Images 2 and 3: Results returned by a Google Images search for “brain imaging*
As an artist, writer, and educator, I am able to observe the progress of personal and societal creative evolution on a daily basis. I see human minds, often replete with great collections of relatively isolated facts, gain insight, not so much by learning new facts, but more by forging connections between the facts they already know. This process of creating connections between items of information is the natural intelligence of evolution at work.
We become more educated by becoming more aware of the vast networks of interconnection which exist and bind things together. Consciousness improves by the process of self-consciousness and awareness is multiplied by self-awareness.

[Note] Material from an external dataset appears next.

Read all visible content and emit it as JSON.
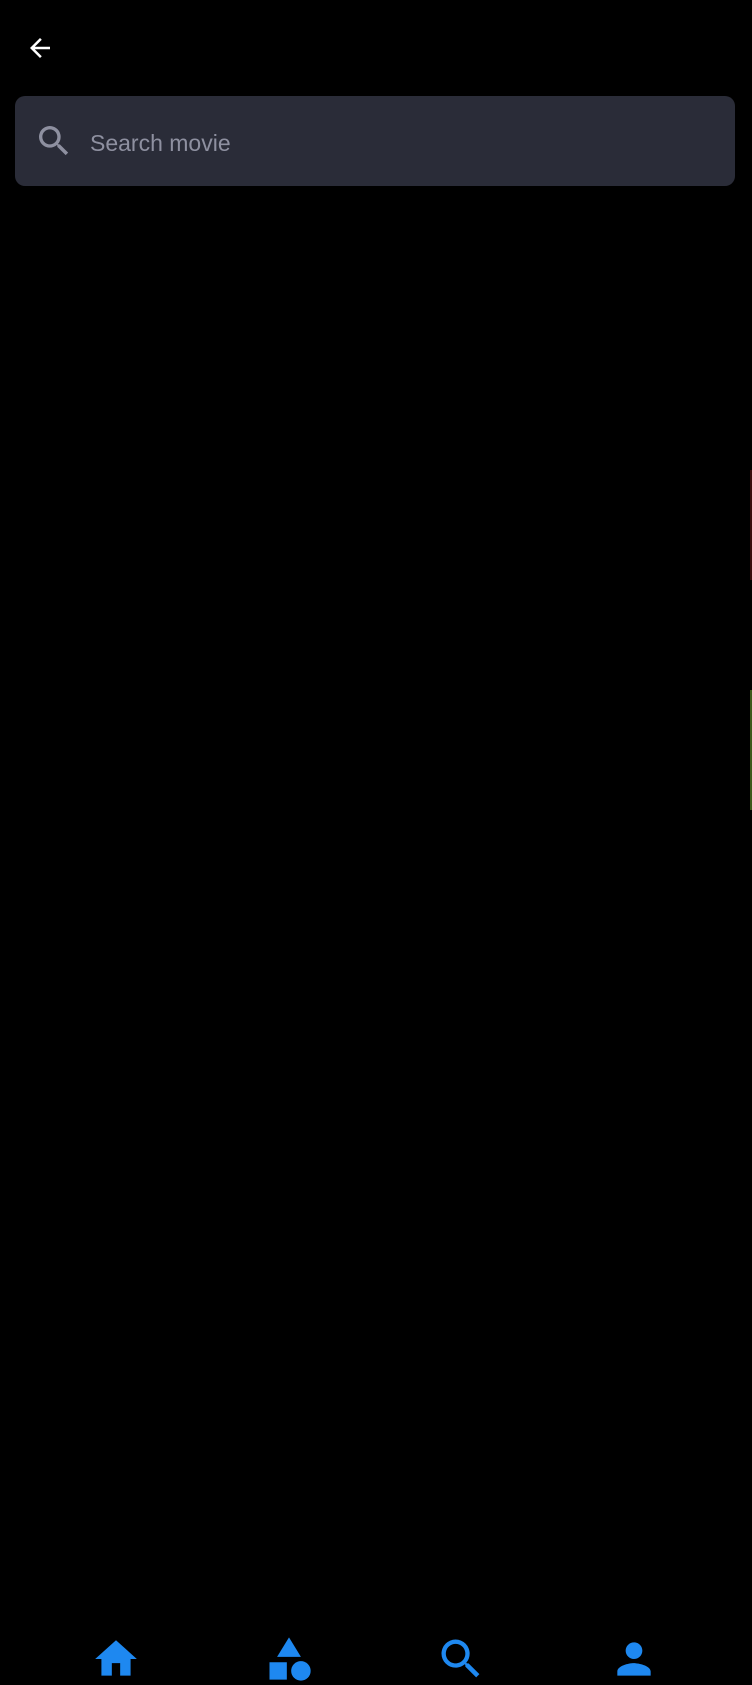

Learning occurs as a feedback process. We learn by observing the interconnectedness of our inner experience and the outside world. Feedback is both an educational and therapeutic process. Not surprisingly, it is an essential component of cybernetics and artificial intelligence.
A recent study published by researchers at the University of British Columbia demonstrates the positive value of self-awareness by indicating that people can improve their thinking by observing their brainwaves.

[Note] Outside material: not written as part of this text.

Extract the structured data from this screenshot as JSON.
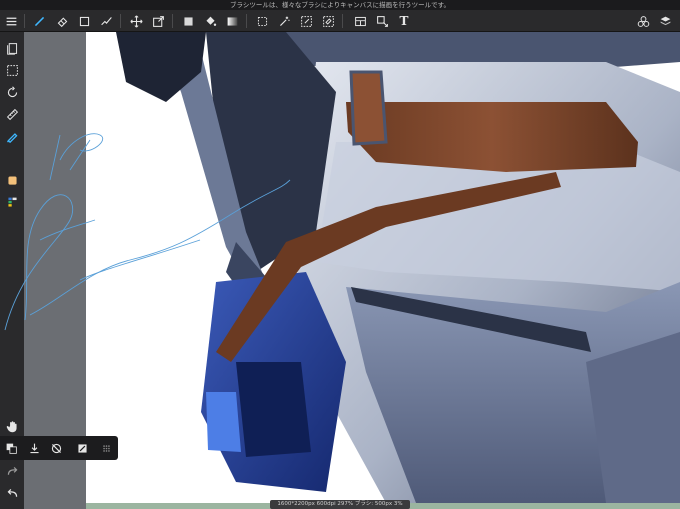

Using fMRI technology, participants who observed images of their brain activity during the successful execution of cognitive tasks performed better than those who performed the tasks without the visual feedback.
This basic demonstration of the evolutionary significance of self-awareness reveals the potential of biofeedback and neurofeedback modalities, which are increasingly becoming an important component of educational and theraputic practice. My work with mindfulness technologies includes research, experimentation, art, and writing on biofeedback and neurofeedback. The links below lead to recent ARTology blog entries on these subjects:
Note: This section is in process of being reconstructed from archives.
Me and My Brainwaves – ARTology – 04/02/10
This is My Mind, Part 1 – ARTology – 04/10/2010
Brainwaves and Thoughts for a Better World – ARTology – 08/21/10
Brainwaves, Part 1 – ARTology – 03/08/11
Brainwaves, Part 2: What is Neurofeedback? – ARTology – 03/10/11
Brainwaves, Part 3: Brain Training and Entrainment – 03/18/11
Image 1: “MindWaves 2011” by Tullio DeSantis, altered ink drawing, 2011
Image 2: The rostrolateral prefrontal cortex region of the brain. The brain-training location employed in the UBC study
The prevailing paradigm for what is considered a complete description of reality has changed many times in human history. The deep, even desperate, need for meaning in our lives has impelled us to erect great conceptual superstructures to explain the true nature of the ground beneath our feet, the air that fills our lungs, and the entire celestial panoply from atoms and quarks to gods and galaxies.
The contemporary metaphors we use to map the territory of the ineffable are mathematical and digital. Our scientific world view is like earlier metaphysical paradigms, in that from a relatively small amount of data, we hypothesize an entire cosmology, which is as much a system of belief as it is a description of actual events.
And this is the essence of the entire enterprise, I think. From the moment the clear blue sky entered human eyes and we were moved to describe the terrifying and marvelous experience of being alive in the universe, what we have revealed most truly is the inner landscape of our hearts and minds. And what is reflected in the finely polished mirrors of the great space telescopes is the vastness of our innerness enlivened by countless sparks of creative intelligence.
Image – “The World is a Pattern of Intelligence” By Tullio DeSantis, altered ink drawing, 2011.